Why Is It So Hard To Figure Out What's In A Vermonter Sandwich?

There's something to be said for well-defined sandwiches — you always know what you're getting when you order a BLT, Reuben, or Monte Cristo, and even a turkey club has pretty strict parameters (make sure it has three slices of bread). However, some sandwich classics aren't so easily boxed in and are a little more open to interpretation, like the Vermonter.

According to USA Today 10 Best, a Vermonter is typically a turkey- or ham-based sandwich that includes Vermont-made cheese, mustard, and sliced fresh apples. Dreamed up by chef Jason Maroney at Sweetwaters American Bistro in Burlington (per Sandwich Sunday), the handheld was designed to show off some top-notch local ingredients. With a long history of dairy farming, the cheese was a no-brainer; Vermont is home to Cabot Creamery, which is famous for several award-winning cheeses. But you can't just make a sandwich with turkey and cheese and claim it's something special, so chef Maroney had to add a unique twist — fresh apples, which grow abundantly in the Green Mountain State. "[The Vermonter] was something we could add to provide a different element. Not many people do things with apples," he said (according to Cabbages and Kings).

Sweetwaters closed after 41 years in 2022 (per WCAX), but the sandwich legacy endures, and you can find a Vermonter at delis all around the state and throughout New England. Nobody can quite agree on what exactly makes a proper Vermonter.

Vermont products have rules

Vermont is pretty particular about its food products, despite the variations of its namesake sandwich. For starters, The State of Vermont's governor outlined strict rules about labeling local products, defined in Act 129, which says that any food with a "made in Vermont," "local to Vermont," or "locally grown" claim is required to originate in Vermont or within 30 miles of the point of sale, respectively. For example, Cabot cheese company sources milk within Vermont state lines.
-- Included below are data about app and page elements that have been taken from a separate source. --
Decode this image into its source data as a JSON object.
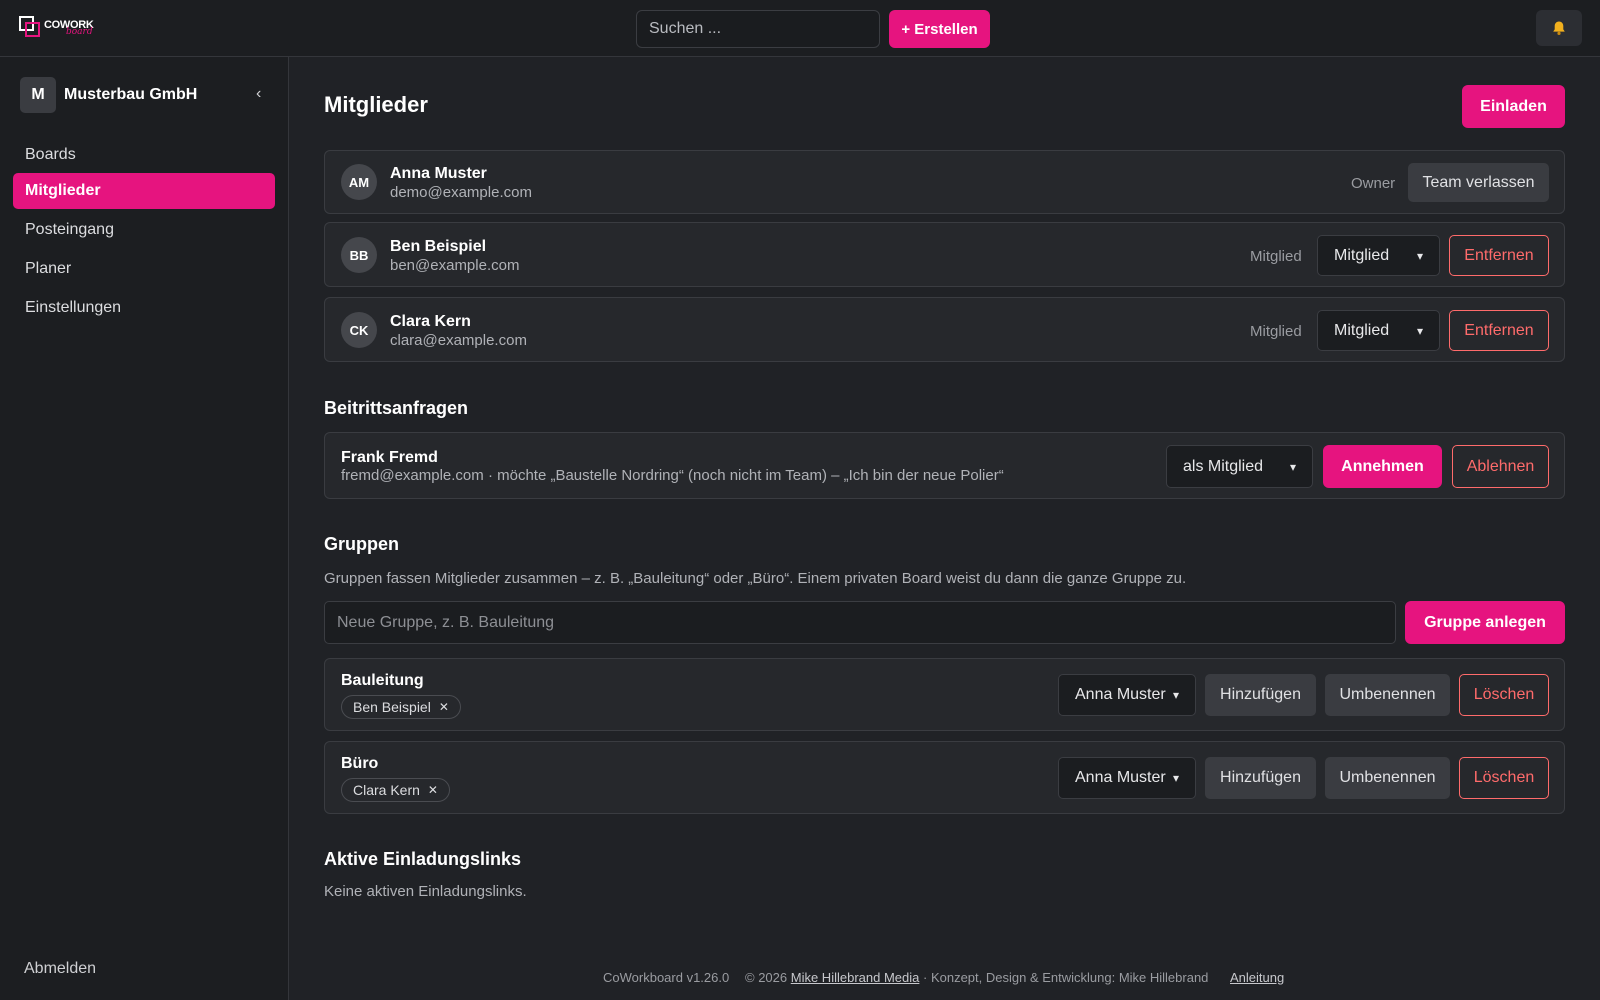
{
  "header": {
    "logo_word": "COWORK",
    "logo_sub": "board",
    "search_placeholder": "Suchen ...",
    "create_label": "+ Erstellen",
    "bell_icon": "bell-icon"
  },
  "sidebar": {
    "org_initial": "M",
    "org_name": "Musterbau GmbH",
    "collapse_icon": "‹",
    "items": [
      {
        "label": "Boards"
      },
      {
        "label": "Mitglieder"
      },
      {
        "label": "Posteingang"
      },
      {
        "label": "Planer"
      },
      {
        "label": "Einstellungen"
      }
    ],
    "logout_label": "Abmelden"
  },
  "members": {
    "title": "Mitglieder",
    "invite_label": "Einladen",
    "list": [
      {
        "initials": "AM",
        "name": "Anna Muster",
        "email": "demo@example.com",
        "role": "Owner",
        "action": "Team verlassen"
      },
      {
        "initials": "BB",
        "name": "Ben Beispiel",
        "email": "ben@example.com",
        "role": "Mitglied",
        "select": "Mitglied",
        "action": "Entfernen"
      },
      {
        "initials": "CK",
        "name": "Clara Kern",
        "email": "clara@example.com",
        "role": "Mitglied",
        "select": "Mitglied",
        "action": "Entfernen"
      }
    ]
  },
  "requests": {
    "title": "Beitrittsanfragen",
    "item": {
      "name": "Frank Fremd",
      "text": "fremd@example.com · möchte „Baustelle Nordring“ (noch nicht im Team) – „Ich bin der neue Polier“",
      "select": "als Mitglied",
      "accept": "Annehmen",
      "reject": "Ablehnen"
    }
  },
  "groups": {
    "title": "Gruppen",
    "description": "Gruppen fassen Mitglieder zusammen – z. B. „Bauleitung“ oder „Büro“. Einem privaten Board weist du dann die ganze Gruppe zu.",
    "input_placeholder": "Neue Gruppe, z. B. Bauleitung",
    "create_label": "Gruppe anlegen",
    "list": [
      {
        "name": "Bauleitung",
        "chip": "Ben Beispiel",
        "select": "Anna Muster",
        "add": "Hinzufügen",
        "rename": "Umbenennen",
        "delete": "Löschen"
      },
      {
        "name": "Büro",
        "chip": "Clara Kern",
        "select": "Anna Muster",
        "add": "Hinzufügen",
        "rename": "Umbenennen",
        "delete": "Löschen"
      }
    ]
  },
  "invites": {
    "title": "Aktive Einladungslinks",
    "empty": "Keine aktiven Einladungslinks."
  },
  "footer": {
    "version": "CoWorkboard v1.26.0",
    "copyright_prefix": "© 2026",
    "company_link": "Mike Hillebrand Media",
    "credits": "· Konzept, Design & Entwicklung: Mike Hillebrand",
    "guide_link": "Anleitung"
  },
  "colors": {
    "accent": "#e6147f",
    "danger": "#ff6b6b",
    "background": "#202226"
  }
}
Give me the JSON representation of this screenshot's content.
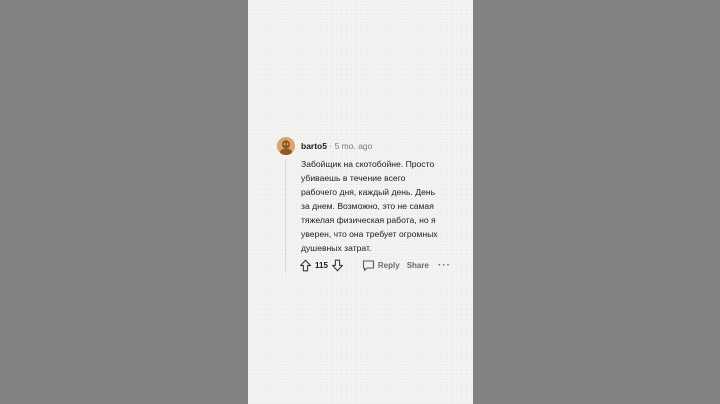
{
  "comment": {
    "username": "barto5",
    "separator": "·",
    "age": "5 mo. ago",
    "body_lines": [
      "Забойщик на скотобойне. Просто",
      "убиваешь в течение всего",
      "рабочего дня, каждый день. День",
      "за днем. Возможно, это не самая",
      "тяжелая физическая работа, но я",
      "уверен, что она требует огромных",
      "душевных затрат."
    ],
    "score": "115",
    "reply_label": "Reply",
    "share_label": "Share",
    "more_label": "···"
  },
  "icons": {
    "avatar": "user-avatar-icon",
    "upvote": "arrow-up-icon",
    "downvote": "arrow-down-icon",
    "reply": "speech-bubble-icon",
    "more": "ellipsis-icon"
  },
  "colors": {
    "background": "#818181",
    "panel": "#f4f4f2",
    "avatar": "#e0a36a",
    "text": "#1c1c1c",
    "muted": "#7a7a7a"
  }
}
The rules get even more specific regarding maple syrup, one of the state's most closely guarded and lucrative products and often referred to as liquid gold. The state adopted statutes defining the laws for its production to protect its investment and prevent any interloping artificial syrups from claiming to be Vermont-made. Per the Vermont State Legislature, "'Maple syrup' means pure maple syrup, which is the liquid derived by concentration and heat treatment of the sap of the maple tree (Acer). Maple syrup shall not be processed in any manner which adds or removes naturally occurring soluble materials."

One other weird Vermont food law was passed in 1999, which says that those serving apple pie should "make a 'good faith effort' to serve it with ice cream, cold milk, or 'a slice of cheddar cheese weighing a minimum of 1/2 ounce,'" (per Atlas Obscura).

What's between the bread?

When it comes to the state sandwich, however, there are no hard and fast rules. Do a little internet sleuthing, and you'll come up with many variations on the staple. For example, Butternut Mountain Farm in Morrisville, Vermont, makes sure to include maple for a little extra authenticity with its version made with turkey, Vermont cheddar, sliced apple, and maple-herb compound butter plus maple quick-pickled red onions. The Woodstock Farmers Market, which calls its version Moonlight in Vermont, was voted one of the best Vermonter sandwiches in the state by USA Today. This version keeps it simple: turkey, sweet apple slices, mayo, and lettuce on sourdough. And August First in downtown Burlington is taking over the tradition from Sweetwaters with its version of the sandwich made with smoked turkey, cheddar, apple chutney, red onion, and cranberry mayonnaise on country French bread.

The bottom line is that, unlike many of Vermont's foods, a Vermonter is more of a state-of-mind sandwich than a recipe with a strict set of rules. The most crucial ingredient is apples, and the more Vermont products you can source for your handheld, the more authentic it will turn out. So far, there are no laws dictating how the sandwich is made so the Vermont State Police won't be raiding your lunchbox any time soon, but you never know if or when that could change, so it's best to keep it traditional (and always serve it with a local microbrew)!